The World Health Organization (WHO) and the Wikimedia Foundation, the nonprofit that administers Wikipedia, announced on Thursday a collaboration to expand the public’s access to the latest and most reliable information about COVID-19.
The collaboration will make trusted, public health information available under the Creative Commons Attribution-ShareAlike license at a time when countries face continuing resurgences of COVID-19 and social stability increasingly depends on the public’s shared understanding of the facts.
Through the collaboration, people everywhere will be able to access and share WHO infographics, videos, and other public health assets on Wikimedia Commons, a digital library of free images and other multimedia.
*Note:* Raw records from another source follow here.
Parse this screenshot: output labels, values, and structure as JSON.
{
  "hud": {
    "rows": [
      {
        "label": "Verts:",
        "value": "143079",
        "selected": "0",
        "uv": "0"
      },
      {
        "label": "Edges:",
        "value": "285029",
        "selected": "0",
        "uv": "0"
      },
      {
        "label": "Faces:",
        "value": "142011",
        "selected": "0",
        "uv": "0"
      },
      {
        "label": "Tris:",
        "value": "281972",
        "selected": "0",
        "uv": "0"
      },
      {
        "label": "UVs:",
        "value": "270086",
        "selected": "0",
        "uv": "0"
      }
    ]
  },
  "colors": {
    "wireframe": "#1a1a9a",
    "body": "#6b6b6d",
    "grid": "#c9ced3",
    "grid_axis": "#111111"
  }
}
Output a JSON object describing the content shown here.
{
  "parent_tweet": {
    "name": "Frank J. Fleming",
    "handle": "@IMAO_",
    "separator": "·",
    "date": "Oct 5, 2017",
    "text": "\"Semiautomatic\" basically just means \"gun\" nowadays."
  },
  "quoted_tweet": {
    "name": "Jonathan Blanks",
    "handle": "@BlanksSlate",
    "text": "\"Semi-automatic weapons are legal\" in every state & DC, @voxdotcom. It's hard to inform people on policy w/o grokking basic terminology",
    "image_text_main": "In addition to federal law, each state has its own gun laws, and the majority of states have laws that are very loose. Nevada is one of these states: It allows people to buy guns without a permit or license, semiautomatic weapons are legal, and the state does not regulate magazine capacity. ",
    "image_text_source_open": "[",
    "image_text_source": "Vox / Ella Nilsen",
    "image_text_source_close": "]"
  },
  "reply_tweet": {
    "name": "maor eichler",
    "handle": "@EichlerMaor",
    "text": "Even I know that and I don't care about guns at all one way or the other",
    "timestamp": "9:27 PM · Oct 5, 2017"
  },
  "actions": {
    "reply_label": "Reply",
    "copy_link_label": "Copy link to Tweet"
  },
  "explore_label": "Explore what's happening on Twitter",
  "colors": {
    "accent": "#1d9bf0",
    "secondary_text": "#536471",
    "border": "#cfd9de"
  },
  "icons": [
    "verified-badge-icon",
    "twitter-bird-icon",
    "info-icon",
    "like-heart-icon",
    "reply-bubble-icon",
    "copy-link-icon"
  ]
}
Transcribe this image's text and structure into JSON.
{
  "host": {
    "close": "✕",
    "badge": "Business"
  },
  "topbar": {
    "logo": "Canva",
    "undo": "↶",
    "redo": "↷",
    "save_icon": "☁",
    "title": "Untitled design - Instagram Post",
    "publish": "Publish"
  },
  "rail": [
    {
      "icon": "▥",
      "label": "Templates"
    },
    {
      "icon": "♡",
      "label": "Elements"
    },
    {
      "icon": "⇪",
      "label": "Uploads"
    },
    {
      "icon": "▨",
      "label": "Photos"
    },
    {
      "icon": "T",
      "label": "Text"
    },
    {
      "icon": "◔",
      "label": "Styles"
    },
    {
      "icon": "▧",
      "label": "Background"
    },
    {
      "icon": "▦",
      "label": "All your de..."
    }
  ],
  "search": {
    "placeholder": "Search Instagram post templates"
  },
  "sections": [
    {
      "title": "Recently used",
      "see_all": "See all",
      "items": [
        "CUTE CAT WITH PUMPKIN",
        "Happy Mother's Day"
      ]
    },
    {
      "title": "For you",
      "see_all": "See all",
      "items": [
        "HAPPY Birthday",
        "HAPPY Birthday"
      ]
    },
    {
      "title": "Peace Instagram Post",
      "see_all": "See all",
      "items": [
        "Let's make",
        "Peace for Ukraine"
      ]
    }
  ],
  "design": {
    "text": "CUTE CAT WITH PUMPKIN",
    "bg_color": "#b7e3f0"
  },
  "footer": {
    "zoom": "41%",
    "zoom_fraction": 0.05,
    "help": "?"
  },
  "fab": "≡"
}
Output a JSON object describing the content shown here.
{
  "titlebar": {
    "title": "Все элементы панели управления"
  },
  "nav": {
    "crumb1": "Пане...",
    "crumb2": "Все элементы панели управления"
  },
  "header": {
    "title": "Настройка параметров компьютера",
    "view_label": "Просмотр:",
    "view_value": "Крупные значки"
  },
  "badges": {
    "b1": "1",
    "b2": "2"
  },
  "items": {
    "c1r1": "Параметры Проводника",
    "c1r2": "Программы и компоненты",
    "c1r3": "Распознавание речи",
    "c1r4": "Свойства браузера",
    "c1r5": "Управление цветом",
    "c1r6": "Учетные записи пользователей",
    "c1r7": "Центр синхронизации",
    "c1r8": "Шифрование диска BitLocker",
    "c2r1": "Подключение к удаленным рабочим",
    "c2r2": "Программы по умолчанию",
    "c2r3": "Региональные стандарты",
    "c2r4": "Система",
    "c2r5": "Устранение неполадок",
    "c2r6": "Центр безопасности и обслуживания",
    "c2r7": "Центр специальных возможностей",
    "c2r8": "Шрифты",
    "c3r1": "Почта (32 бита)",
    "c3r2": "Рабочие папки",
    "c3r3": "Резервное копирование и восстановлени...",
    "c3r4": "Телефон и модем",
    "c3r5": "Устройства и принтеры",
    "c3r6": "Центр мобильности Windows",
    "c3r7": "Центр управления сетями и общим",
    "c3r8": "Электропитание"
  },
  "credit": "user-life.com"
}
With these new freely-licensed resources, Wikipedia’s more than 250,000 volunteer editors can also build on and expand the site’s COVID-19 coverage, which currently offers more than 5,200 coronavirus-related articles in 175 languages. This WHO content will also be translated across national and regional languages through Wikipedia’s vast network of global volunteers.
“Equitable access to trusted health information is critical to keeping people safe and informed during the COVID-19 pandemic,” said Dr. Tedros Adhanom Ghebreyesus, Director-General of the World Health Organization. “Our new collaboration with the Wikimedia Foundation will increase access to reliable health information from WHO across multiple countries, languages, and devices.”
Since the beginning of the pandemic, WHO has taken steps to prevent an “infodemic”— defined by the organization as “an overabundance of information and the rapid spread of misleading or fabricated news, images, and videos.”
Wikipedia editors have similarly been on the frontlines of preventing the spread of misinformation surrounding the coronavirus, ensuring information about the pandemic is based on reliable sources and updated regularly on Wikipedia.
By making verified information about the pandemic available to more people on one of the world’s most-visited knowledge resources, the organizations aim to help curb this infodemic and ensure everyone can access critical public health information.
“Access to information is essential to healthy communities and should be treated as such,” said Katherine Maher, CEO at the Wikimedia Foundation. “This becomes even more clear in times of global health crises when information can have life-changing consequences. All institutions, from governments to international health agencies, scientific bodies to Wikipedia, must do our part to ensure everyone has equitable and trusted access to knowledge about public health, regardless of where you live or the language you speak.”
WHO has served as the leading international health agency spearheading the global response to the coronavirus outbreak. Since the beginning, WHO has worked to rapidly establish international coordination, scale up country readiness and response, and accelerate research and innovation. Today, as information on the transmission and epidemiology of the virus evolves, WHO continues to provide essential guidance and public health recommendations to governments, communities and individuals everywhere.
At the same time, Wikipedia volunteer editors, many of whom are from the medical community, have been creating, updating, and translating Wikipedia articles with information from reliable sources about the pandemic. As one of the top ten sites in the world, studies have shown that Wikipedia is one of the most frequently viewed sources for health information.
At the moment, readers can access WHO’s mythbusting series of infographics on Wikimedia Commons. The infographics, which focus on addressing common misconceptions about COVID-19, are also available for Wikipedia editors to incorporate into Wikipedia articles.
In the coming months, the Wikimedia Foundation and WHO will continue uploading resources to Wikimedia Commons and collaborating with Wikipedia volunteer editors to better understand gaps in information needs on Wikipedia articles related to COVID-19 and how WHO resources can help fill these gaps.
Additionally, under the Creative Commons Attribution-ShareAlike license, other organizations, individuals, and websites can more easily share these materials on their own platforms without having to address stricter copyright restrictions.